━━━━━ DATASET CONTENT ━━━━━
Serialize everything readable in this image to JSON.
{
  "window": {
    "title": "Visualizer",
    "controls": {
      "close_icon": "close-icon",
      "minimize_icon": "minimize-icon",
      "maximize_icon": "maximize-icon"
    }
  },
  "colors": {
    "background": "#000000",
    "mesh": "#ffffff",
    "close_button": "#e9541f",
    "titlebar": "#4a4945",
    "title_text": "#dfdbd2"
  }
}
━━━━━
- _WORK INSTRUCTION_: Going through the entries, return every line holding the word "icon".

- _SOLUTION FOR THIS TASK_:
      "close_icon": "close-icon",
      "minimize_icon": "minimize-icon",
      "maximize_icon": "maximize-icon"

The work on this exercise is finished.